_WHAT TO DO_
All lines holding the word "accent" should be located in the records and copied.
[WORKING DATA Boundary: Start]
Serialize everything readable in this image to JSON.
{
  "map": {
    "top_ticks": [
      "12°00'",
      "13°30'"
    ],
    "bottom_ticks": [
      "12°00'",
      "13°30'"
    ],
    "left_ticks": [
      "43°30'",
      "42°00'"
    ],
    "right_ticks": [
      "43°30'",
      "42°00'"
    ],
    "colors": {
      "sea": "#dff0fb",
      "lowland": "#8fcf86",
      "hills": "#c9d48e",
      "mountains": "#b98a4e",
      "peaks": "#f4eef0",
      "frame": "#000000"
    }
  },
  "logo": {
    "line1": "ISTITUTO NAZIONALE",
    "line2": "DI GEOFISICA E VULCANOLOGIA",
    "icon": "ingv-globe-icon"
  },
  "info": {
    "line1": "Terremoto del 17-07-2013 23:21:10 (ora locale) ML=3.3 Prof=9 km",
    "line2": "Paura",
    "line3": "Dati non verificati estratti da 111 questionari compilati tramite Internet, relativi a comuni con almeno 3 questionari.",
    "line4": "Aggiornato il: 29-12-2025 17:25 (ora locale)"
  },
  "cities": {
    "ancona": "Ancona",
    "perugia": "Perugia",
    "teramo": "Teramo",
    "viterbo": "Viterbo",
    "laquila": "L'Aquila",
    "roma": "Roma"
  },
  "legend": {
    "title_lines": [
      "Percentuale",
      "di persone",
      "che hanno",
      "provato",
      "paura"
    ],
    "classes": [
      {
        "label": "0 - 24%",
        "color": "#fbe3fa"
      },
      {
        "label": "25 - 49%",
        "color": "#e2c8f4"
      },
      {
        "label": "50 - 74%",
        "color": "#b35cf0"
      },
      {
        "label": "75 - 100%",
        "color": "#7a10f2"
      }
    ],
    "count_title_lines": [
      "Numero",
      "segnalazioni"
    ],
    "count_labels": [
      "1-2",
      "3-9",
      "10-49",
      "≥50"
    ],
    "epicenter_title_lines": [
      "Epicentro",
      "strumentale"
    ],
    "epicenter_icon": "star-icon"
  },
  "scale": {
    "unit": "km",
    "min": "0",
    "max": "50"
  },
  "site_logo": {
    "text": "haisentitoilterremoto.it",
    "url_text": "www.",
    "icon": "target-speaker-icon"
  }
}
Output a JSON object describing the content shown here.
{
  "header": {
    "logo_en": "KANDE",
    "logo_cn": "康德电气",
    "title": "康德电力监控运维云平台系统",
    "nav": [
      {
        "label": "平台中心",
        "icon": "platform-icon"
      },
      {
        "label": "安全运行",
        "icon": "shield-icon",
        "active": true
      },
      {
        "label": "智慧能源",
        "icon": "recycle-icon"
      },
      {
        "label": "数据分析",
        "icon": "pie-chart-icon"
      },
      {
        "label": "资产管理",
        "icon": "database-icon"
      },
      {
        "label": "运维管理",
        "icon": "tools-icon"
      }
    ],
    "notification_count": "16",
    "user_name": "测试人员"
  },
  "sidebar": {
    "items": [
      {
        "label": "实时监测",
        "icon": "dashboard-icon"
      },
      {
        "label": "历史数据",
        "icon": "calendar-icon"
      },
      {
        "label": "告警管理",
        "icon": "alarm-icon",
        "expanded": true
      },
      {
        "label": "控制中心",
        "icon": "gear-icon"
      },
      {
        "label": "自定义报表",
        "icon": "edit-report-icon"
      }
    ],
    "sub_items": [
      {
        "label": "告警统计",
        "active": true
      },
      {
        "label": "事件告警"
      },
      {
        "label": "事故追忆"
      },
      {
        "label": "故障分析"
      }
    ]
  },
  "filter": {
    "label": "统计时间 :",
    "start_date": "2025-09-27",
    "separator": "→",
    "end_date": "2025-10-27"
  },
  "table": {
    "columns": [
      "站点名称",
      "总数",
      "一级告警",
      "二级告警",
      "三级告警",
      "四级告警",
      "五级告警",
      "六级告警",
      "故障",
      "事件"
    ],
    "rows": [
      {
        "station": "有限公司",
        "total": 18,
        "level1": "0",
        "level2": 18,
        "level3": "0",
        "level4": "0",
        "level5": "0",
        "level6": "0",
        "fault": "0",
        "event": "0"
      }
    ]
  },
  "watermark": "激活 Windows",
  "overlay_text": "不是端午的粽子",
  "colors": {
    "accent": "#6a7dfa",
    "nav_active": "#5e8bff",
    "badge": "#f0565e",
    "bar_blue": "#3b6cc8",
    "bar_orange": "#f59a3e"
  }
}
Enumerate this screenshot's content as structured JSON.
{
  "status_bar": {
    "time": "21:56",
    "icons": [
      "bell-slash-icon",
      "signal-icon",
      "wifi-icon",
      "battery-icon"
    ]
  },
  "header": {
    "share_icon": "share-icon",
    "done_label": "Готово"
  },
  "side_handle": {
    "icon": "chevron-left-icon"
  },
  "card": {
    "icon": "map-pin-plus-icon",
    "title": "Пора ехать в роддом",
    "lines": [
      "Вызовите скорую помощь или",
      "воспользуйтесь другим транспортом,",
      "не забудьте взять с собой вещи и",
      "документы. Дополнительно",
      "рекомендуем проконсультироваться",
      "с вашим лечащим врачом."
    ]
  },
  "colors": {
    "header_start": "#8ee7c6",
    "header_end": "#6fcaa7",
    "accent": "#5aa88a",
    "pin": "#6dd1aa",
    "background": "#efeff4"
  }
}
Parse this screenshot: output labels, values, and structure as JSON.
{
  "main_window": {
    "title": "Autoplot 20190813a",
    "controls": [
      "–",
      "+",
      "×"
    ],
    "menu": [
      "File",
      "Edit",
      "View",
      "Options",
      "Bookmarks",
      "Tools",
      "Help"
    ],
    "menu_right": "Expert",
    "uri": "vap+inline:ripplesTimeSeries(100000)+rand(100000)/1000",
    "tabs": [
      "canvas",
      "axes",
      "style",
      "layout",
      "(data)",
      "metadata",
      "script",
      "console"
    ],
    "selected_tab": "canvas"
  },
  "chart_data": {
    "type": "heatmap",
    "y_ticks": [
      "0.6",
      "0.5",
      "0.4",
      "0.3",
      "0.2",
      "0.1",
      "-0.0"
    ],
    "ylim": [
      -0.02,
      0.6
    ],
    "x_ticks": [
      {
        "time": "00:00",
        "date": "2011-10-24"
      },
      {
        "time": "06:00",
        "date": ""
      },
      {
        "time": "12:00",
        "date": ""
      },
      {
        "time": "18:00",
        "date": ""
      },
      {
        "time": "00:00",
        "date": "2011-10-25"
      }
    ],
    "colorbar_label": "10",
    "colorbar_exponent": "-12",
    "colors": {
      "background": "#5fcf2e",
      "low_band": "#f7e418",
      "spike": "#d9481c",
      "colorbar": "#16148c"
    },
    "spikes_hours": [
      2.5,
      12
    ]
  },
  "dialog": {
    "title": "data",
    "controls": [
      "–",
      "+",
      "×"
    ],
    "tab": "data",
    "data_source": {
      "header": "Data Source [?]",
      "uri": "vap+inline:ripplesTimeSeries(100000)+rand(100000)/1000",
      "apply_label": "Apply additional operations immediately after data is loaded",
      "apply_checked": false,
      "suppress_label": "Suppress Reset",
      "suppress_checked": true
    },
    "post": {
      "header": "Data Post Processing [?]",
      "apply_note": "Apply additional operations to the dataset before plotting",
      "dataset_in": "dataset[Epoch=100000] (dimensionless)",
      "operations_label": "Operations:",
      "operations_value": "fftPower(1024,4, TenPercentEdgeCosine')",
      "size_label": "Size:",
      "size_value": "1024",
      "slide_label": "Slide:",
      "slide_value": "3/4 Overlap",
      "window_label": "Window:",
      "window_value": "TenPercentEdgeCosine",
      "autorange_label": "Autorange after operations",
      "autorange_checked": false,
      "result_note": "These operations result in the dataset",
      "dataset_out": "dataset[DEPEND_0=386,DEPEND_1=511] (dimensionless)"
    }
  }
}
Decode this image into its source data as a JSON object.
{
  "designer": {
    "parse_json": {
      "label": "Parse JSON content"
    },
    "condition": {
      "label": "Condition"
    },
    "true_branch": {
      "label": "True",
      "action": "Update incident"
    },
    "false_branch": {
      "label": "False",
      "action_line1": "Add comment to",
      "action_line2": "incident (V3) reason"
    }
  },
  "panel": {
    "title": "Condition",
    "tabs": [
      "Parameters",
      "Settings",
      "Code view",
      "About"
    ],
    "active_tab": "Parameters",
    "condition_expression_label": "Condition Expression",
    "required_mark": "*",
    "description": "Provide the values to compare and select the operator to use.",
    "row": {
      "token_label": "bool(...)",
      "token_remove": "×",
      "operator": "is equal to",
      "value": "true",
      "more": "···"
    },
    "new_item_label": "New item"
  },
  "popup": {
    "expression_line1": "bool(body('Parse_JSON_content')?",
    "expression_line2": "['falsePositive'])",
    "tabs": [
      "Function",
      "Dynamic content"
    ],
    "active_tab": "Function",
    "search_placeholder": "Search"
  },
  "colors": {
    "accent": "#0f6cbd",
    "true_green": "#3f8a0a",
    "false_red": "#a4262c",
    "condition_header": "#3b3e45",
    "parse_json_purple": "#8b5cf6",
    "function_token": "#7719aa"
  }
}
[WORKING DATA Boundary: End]
_EXPECTED ANSWER_
    "accent": "#6a7dfa",
    "accent": "#5aa88a",
    "accent": "#0f6cbd",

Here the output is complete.